Release No: 11-014 July 21, 2011 PRINT | E-MAIL

The Department of Defense POW/Missing Personnel Office announced today that the remains of a U.S. serviceman, missing in action from the Vietnam War, have been identified and will be returned to his family for burial with full military honors.

Army Specialist Four Randall D. Dalton, 20, of Collinsville, Ill., will be buried July 24 in Glen Carbon, Ill. On July 24, 1971, he was the door gunner of an OH-6A Cayuse helicopter, with two other soldiers on board, when the aircraft was struck by enemy ground fire and crashed in Kracheh Province, Cambodia. A search and rescue team arrived at the location shortly after the crash and found the pilot alive. Dalton and the third soldier did not survive. Enemy activity in the area forced the team to rapidly evacuate the pilot. The next day as second team returned to recover the remains of the other two men but they were missing.

In September 1989, the Socialist Republic of Vietnam gave the United States three boxes of remains believed to U.S. servicemen.
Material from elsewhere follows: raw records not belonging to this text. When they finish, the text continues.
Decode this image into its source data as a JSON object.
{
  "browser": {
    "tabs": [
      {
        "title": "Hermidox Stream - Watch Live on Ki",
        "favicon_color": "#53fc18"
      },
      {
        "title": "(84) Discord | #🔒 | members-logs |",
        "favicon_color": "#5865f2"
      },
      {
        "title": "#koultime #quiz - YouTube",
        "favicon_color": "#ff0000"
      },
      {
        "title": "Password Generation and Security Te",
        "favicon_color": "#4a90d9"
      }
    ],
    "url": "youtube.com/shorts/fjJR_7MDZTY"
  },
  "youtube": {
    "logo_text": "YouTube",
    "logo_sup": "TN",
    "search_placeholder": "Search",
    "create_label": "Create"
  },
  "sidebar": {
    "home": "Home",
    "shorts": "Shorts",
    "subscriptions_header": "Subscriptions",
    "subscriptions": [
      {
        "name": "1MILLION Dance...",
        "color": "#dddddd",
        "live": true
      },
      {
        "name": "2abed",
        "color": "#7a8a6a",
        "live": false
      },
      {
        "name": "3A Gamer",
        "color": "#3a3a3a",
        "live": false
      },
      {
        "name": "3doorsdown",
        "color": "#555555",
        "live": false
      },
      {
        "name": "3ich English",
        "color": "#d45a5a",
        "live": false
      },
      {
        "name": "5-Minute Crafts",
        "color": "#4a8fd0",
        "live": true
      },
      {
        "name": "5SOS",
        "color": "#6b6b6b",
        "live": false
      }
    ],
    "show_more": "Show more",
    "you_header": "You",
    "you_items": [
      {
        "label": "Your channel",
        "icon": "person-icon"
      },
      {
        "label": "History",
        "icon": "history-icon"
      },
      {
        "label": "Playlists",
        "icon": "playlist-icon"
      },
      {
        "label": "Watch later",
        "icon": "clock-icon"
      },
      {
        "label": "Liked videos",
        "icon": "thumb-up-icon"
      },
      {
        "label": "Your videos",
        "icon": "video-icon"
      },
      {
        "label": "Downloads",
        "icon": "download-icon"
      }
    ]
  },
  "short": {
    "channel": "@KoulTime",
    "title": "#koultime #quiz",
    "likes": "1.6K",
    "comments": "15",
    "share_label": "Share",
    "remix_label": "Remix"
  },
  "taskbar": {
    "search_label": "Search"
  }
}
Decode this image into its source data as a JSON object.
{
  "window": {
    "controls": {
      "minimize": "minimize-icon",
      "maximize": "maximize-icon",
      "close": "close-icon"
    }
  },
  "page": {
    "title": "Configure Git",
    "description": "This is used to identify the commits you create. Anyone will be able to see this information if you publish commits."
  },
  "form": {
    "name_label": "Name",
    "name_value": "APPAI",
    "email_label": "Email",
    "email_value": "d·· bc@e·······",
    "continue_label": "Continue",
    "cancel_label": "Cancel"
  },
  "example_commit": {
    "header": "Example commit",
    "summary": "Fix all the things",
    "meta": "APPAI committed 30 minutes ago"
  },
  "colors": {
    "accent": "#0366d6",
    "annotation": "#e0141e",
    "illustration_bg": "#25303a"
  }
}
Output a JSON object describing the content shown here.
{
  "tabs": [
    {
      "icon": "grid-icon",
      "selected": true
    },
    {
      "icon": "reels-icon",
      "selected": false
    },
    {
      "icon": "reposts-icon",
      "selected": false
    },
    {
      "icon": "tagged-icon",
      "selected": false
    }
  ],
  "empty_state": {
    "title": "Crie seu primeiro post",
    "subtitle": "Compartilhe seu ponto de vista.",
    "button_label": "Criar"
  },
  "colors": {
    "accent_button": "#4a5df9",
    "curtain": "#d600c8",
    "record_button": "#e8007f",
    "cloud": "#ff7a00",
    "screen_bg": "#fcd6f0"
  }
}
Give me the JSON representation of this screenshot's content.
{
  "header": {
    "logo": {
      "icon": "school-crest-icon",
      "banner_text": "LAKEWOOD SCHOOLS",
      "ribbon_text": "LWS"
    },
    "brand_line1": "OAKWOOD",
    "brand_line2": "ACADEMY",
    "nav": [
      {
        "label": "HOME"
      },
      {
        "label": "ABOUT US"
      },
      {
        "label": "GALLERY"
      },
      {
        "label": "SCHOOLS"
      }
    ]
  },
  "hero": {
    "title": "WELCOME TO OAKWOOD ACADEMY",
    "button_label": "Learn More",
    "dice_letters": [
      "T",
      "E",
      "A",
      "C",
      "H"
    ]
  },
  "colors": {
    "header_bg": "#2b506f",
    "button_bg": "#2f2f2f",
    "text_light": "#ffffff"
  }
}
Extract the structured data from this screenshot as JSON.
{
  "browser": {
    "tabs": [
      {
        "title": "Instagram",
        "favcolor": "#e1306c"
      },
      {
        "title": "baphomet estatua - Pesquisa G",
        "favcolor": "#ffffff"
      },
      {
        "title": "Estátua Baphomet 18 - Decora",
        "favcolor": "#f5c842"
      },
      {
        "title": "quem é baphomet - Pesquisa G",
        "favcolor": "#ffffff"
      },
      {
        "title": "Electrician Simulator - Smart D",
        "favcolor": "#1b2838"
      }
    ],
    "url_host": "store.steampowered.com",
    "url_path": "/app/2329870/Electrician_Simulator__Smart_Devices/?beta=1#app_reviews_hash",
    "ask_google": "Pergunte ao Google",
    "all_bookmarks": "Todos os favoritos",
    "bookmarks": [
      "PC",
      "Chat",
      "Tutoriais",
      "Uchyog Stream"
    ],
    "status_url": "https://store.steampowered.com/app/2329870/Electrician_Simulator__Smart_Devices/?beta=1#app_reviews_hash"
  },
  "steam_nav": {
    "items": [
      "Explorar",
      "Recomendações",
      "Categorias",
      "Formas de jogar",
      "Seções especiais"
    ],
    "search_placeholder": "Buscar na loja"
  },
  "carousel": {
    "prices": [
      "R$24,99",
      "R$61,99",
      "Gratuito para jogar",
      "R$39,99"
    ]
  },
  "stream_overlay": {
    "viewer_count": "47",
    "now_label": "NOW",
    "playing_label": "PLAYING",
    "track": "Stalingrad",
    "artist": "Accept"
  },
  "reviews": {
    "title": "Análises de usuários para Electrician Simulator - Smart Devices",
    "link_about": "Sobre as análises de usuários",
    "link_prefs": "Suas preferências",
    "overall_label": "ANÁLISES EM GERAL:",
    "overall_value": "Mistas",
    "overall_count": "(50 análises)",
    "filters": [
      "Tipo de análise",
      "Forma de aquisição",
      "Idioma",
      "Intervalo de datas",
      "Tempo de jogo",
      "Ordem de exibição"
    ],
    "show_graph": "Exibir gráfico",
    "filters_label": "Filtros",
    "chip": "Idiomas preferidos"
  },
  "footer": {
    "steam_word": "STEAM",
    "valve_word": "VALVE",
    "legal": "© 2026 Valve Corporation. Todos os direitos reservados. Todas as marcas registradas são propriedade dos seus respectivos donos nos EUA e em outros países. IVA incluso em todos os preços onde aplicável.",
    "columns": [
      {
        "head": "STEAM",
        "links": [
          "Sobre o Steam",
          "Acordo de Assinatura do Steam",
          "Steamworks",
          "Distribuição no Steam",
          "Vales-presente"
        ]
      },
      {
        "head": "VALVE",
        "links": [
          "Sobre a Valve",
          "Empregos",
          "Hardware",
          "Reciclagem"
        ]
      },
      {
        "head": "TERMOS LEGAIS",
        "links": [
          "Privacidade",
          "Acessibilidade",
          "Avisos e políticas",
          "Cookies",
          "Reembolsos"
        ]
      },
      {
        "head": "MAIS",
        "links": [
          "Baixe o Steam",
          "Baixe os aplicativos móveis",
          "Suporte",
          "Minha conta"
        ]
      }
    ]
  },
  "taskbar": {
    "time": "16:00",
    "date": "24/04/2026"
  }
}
Documents turned over with the boxes listed two servicemen by name and scientists confirmed their identities. The third box contained remains from two individuals—one was determined to be of Southeast Asian descent and returned to Vietnam, the other wasn’t able to be identified given the available forensic technology.

Between 1992 and 2007, joint U.S./Kingdom of Cambodia teams interviewed witnesses, conducted investigations and excavated the crash site. The team found helicopter wreckage but no evidence of human remains.

Among other forensic identification tools and circumstantial evidence, scientists from the Armed Forces DNA Identification Laboratory used mitochondrial DNA – which matched that of his sister – in the identification of Dalton’s remains.

For additional information on the Defense Department’s mission to account for missing Americans, call (703) 699-1169 or visit the DPMO Web site at www.dtic.mil/dpmo.